## Task to carry out
Copy each line from the listing below where the word "html" shows up.

(Materials provided begins)

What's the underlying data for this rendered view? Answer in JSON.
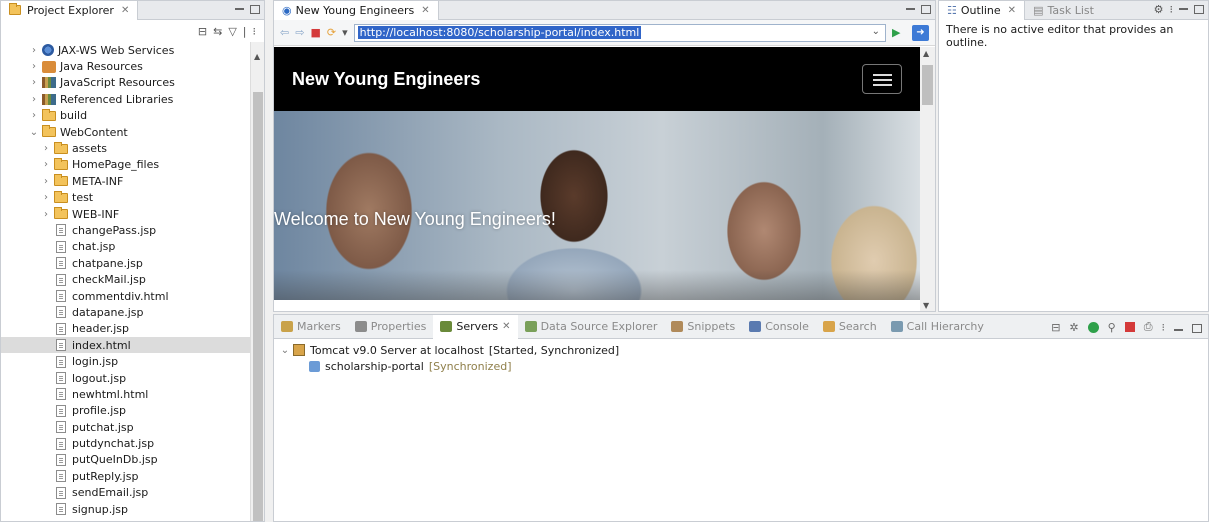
{
  "explorer": {
    "title": "Project Explorer",
    "items": [
      {
        "label": "JAX-WS Web Services",
        "kind": "ws",
        "level": 0,
        "expanded": false
      },
      {
        "label": "Java Resources",
        "kind": "jr",
        "level": 0,
        "expanded": false
      },
      {
        "label": "JavaScript Resources",
        "kind": "lib",
        "level": 0,
        "expanded": false
      },
      {
        "label": "Referenced Libraries",
        "kind": "lib",
        "level": 0,
        "expanded": false
      },
      {
        "label": "build",
        "kind": "folder",
        "level": 0,
        "expanded": false
      },
      {
        "label": "WebContent",
        "kind": "folder",
        "level": 0,
        "expanded": true
      },
      {
        "label": "assets",
        "kind": "folder",
        "level": 1,
        "expanded": false
      },
      {
        "label": "HomePage_files",
        "kind": "folder",
        "level": 1,
        "expanded": false
      },
      {
        "label": "META-INF",
        "kind": "folder",
        "level": 1,
        "expanded": false
      },
      {
        "label": "test",
        "kind": "folder",
        "level": 1,
        "expanded": false
      },
      {
        "label": "WEB-INF",
        "kind": "folder",
        "level": 1,
        "expanded": false
      },
      {
        "label": "changePass.jsp",
        "kind": "file",
        "level": 1
      },
      {
        "label": "chat.jsp",
        "kind": "file",
        "level": 1
      },
      {
        "label": "chatpane.jsp",
        "kind": "file",
        "level": 1
      },
      {
        "label": "checkMail.jsp",
        "kind": "file",
        "level": 1
      },
      {
        "label": "commentdiv.html",
        "kind": "file",
        "level": 1
      },
      {
        "label": "datapane.jsp",
        "kind": "file",
        "level": 1
      },
      {
        "label": "header.jsp",
        "kind": "file",
        "level": 1
      },
      {
        "label": "index.html",
        "kind": "file",
        "level": 1,
        "selected": true
      },
      {
        "label": "login.jsp",
        "kind": "file",
        "level": 1
      },
      {
        "label": "logout.jsp",
        "kind": "file",
        "level": 1
      },
      {
        "label": "newhtml.html",
        "kind": "file",
        "level": 1
      },
      {
        "label": "profile.jsp",
        "kind": "file",
        "level": 1
      },
      {
        "label": "putchat.jsp",
        "kind": "file",
        "level": 1
      },
      {
        "label": "putdynchat.jsp",
        "kind": "file",
        "level": 1
      },
      {
        "label": "putQueInDb.jsp",
        "kind": "file",
        "level": 1
      },
      {
        "label": "putReply.jsp",
        "kind": "file",
        "level": 1
      },
      {
        "label": "sendEmail.jsp",
        "kind": "file",
        "level": 1
      },
      {
        "label": "signup.jsp",
        "kind": "file",
        "level": 1
      }
    ]
  },
  "browser": {
    "tab_title": "New Young Engineers",
    "url": "http://localhost:8080/scholarship-portal/index.html",
    "site": {
      "brand": "New Young Engineers",
      "hero_text": "Welcome to New Young Engineers!"
    }
  },
  "outline": {
    "tab_title": "Outline",
    "tab2_title": "Task List",
    "message": "There is no active editor that provides an outline."
  },
  "servers": {
    "tabs": [
      {
        "label": "Markers",
        "active": false,
        "color": "#c9a24a"
      },
      {
        "label": "Properties",
        "active": false,
        "color": "#8c8c8c"
      },
      {
        "label": "Servers",
        "active": true,
        "color": "#6a8a3a"
      },
      {
        "label": "Data Source Explorer",
        "active": false,
        "color": "#7aa05a"
      },
      {
        "label": "Snippets",
        "active": false,
        "color": "#b08a5a"
      },
      {
        "label": "Console",
        "active": false,
        "color": "#5a7ab0"
      },
      {
        "label": "Search",
        "active": false,
        "color": "#d8a44a"
      },
      {
        "label": "Call Hierarchy",
        "active": false,
        "color": "#7a9ab0"
      }
    ],
    "server_name": "Tomcat v9.0 Server at localhost",
    "server_status": "[Started, Synchronized]",
    "module_name": "scholarship-portal",
    "module_status": "[Synchronized]"
  },
  "colors": {
    "selection": "#3065c8",
    "navbar": "#000000",
    "sync_text": "#8f7f4a"
  }
}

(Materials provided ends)

## Task response
        "label": "commentdiv.html",
        "label": "index.html",
        "label": "newhtml.html",
    "url": "http://localhost:8080/scholarship-portal/index.html",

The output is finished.